In May 2016, I ate at a restaurant for the first time with my mother.
She was seventy-nine years old.
I was forty-eight.
Why did we wait so long to squeeze in a dinner?
Too busy? Were all the tables booked?
Or was she forced to give me up for adoption because she was an unmarried mother in ultra-conservative 1960′s Saint Louis, Missouri?
That’s a rhetorical question.
The answer, of course, is that all the tables were booked.
I’m not sure how you met your mother – perhaps at birth – but me, I hired a detective to track mine down.
“Tracking down” is perhaps an overstatement.

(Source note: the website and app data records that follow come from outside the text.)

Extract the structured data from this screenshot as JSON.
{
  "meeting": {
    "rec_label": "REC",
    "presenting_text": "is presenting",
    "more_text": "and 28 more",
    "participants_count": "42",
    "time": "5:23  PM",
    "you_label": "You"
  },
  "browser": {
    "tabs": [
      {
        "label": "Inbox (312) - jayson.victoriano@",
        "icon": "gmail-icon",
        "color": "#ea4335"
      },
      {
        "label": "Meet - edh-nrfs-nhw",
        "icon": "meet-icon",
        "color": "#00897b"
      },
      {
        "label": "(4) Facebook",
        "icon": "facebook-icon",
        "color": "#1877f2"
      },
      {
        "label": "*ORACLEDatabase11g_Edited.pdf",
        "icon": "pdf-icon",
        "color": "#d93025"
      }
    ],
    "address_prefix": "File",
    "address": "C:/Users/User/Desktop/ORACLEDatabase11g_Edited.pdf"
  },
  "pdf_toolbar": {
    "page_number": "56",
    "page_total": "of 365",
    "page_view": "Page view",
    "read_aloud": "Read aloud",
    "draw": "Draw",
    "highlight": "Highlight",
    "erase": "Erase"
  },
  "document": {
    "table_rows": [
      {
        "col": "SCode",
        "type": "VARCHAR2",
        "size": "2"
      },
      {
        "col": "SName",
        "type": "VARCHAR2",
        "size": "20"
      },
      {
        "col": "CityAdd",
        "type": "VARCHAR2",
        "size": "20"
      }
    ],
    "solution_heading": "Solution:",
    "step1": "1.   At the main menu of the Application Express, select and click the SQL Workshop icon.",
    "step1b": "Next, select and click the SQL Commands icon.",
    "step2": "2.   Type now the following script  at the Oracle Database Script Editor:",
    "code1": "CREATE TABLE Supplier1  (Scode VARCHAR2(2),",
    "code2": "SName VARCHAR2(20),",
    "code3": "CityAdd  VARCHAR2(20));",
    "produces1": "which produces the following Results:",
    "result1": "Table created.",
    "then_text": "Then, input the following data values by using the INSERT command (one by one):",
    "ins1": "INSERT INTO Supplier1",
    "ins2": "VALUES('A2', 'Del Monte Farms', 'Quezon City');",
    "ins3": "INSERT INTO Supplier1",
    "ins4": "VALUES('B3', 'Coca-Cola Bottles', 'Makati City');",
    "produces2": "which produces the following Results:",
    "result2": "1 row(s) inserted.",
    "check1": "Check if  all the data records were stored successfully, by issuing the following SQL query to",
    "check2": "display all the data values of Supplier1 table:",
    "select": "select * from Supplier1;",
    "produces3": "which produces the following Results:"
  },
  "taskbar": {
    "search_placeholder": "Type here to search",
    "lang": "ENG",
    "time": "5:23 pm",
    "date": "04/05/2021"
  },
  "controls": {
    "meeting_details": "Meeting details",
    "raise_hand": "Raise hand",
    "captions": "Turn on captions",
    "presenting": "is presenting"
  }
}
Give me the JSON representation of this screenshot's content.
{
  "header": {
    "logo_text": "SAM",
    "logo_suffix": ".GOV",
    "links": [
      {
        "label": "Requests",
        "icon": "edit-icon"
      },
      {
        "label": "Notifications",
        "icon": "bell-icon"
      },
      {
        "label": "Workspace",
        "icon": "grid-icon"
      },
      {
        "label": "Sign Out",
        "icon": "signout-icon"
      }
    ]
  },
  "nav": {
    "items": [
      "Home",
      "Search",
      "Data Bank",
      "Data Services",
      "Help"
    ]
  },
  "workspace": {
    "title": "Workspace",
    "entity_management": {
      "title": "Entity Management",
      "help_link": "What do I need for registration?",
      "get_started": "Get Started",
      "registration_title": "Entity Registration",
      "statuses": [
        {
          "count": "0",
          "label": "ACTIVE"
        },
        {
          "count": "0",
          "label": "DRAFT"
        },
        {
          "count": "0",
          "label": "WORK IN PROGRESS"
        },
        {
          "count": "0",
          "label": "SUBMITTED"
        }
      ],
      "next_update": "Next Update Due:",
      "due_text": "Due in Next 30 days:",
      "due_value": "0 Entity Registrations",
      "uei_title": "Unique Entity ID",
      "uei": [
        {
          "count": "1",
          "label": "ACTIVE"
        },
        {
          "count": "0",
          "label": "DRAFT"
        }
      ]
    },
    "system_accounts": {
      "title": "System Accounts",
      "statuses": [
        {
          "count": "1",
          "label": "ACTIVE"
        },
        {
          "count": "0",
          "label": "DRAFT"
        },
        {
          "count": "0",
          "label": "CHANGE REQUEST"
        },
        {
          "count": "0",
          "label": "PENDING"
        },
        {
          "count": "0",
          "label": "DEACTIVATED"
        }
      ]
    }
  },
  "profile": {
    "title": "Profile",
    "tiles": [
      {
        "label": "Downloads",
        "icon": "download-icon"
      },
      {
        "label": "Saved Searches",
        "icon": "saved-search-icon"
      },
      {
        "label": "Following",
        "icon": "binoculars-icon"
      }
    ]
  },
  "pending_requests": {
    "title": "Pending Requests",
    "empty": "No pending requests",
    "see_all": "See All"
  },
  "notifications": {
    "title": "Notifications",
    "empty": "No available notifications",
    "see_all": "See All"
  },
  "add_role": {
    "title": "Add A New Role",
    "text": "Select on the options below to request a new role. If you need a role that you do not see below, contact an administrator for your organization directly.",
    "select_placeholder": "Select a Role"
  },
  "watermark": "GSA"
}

She wasn’t really on the lam, running through the woods on a rainy night, me behind her clutching a torch with the detective and hunting dogs in tow.
Rather, she was just quietly sitting alone in her HUD-subsidized apartment, watching Spike TV, not far outside Saint Louis.
And being slowly suffocated by memories of the life she could have had.
Perhaps I’m inferring that last part.
She never married.
And she never had any other children.
From looking at her life, you could almost get the impression she had been traumatized in some way.
As if having her child taken away from her was an upsetting event she could never quite get over.
My mother’s last name is Ludwig.
She had planned on naming me Mark.
That would have made me Mark Ludwig.
Now, when I look in the mirror, I see two names looking back at me.
Being adopted truly is a Zen exercise.
A daily reminder that the name of a thing is not actually the thing.
With the help of DNA and the detective, I’m currently, albeit somewhat halfheartedly, trying to locate my father.
And I’m also still trying to nail down that free-floating lack of identity I have that is so common among adoptees, trying to nail it down to something solid.
At last having a family tree, or at least half of one, has certainly helped.
As does having learned my family history.
And having seen family photos.
Every morning I look at the photo of my mother next to my desk and am comforted by my resemblance to her.
The eyes, the nose, the chin, the smile.
Those are the physical characteristics.
The roots, the history, the belonging, the sheer grounding in time and space.
Those are the unseen factors.
I grew up never having seen anyone I looked like.
Never having touched anyone I’m related to.
And despite all this loss being burdened with the expectation of gratitude
The choruses, both sung and silent, of “you’re so lucky you’re adopted!”
If all this sounds like a profoundly disorienting way to grow up
Perhaps a hindrance to one’s psychic development